Bart Chilton, one of the five commissioners at the Commodity Futures Trading Commission, with other senior officials is discussing whether Bitcoin, a democratic yet controversial crypto-currency, should fall under strict regulation; the former told the Financial Times in one of its media interactions.
“Bitcoin is for sure something we need to explore”, said Bart while calling the virtual currency a “risky” one and the important measures must be taken to tackle the risk involved around it. “We need to ensure that we protect market and consumers, even in what at first blush appear to be ’out there’ transactions,” he opines further.
Bitcoin, since its inception in 2008, has been under heavy criticism for its non-traceability and the very chances it creates for money laundering. Despite fresh media interests and wide acceptance, Bitcoin has posed challenges in tackling illegal issues like drugs and pornography.

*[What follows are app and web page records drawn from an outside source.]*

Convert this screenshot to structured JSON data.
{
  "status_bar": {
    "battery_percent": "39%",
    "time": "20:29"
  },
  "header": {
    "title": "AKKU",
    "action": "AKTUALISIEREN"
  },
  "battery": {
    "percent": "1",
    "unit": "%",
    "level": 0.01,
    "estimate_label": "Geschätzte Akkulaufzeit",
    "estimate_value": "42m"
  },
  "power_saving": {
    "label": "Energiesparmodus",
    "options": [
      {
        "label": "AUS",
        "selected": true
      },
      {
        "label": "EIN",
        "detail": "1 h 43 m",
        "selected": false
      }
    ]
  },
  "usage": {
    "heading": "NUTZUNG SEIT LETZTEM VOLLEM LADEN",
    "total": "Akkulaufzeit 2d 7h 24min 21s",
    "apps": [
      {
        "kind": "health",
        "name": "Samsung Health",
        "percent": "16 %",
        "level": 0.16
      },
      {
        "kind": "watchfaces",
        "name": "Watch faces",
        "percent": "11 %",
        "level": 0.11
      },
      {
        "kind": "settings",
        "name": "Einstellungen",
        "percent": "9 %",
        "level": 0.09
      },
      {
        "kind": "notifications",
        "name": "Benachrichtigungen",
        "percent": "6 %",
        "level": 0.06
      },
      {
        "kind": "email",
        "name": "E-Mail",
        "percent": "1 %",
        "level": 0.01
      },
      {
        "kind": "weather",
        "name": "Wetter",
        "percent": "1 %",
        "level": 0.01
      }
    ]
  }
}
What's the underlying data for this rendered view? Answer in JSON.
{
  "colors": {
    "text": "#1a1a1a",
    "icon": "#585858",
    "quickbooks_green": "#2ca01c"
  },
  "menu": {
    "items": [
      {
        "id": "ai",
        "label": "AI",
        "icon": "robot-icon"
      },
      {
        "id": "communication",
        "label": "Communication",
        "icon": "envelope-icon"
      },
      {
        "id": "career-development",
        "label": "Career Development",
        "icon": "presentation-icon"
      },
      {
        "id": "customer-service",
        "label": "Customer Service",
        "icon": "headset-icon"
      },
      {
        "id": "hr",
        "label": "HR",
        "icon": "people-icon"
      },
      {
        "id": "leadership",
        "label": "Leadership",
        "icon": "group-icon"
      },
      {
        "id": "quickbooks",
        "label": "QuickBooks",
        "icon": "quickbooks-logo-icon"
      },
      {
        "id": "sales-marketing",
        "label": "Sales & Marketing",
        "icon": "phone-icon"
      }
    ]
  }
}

March this year, a branch of the US Treasury Department made an announcement regarding the firms which exchange or transfer Bitcoins as “money services business.” This means the firms must provide the government with the policies which tackle money laundering effectively. The firms which will not choose to be in compliance with US authorities will be far more risky to do business with.
After the announcement, many companies in North America have been subjected to close their business accounts while some of them have preferred to offshore their business, far away from US legislation. “Bitcoin is after all a world currency,” says Roger Ber, the founder of Bitcoinstore.com.
But there is also another side of the speculation, which mentions the currency would not be circled under CFTC unless it becomes the basis for a derivative contract. The future of Bitcoins in the US still is under the loads of conjectures.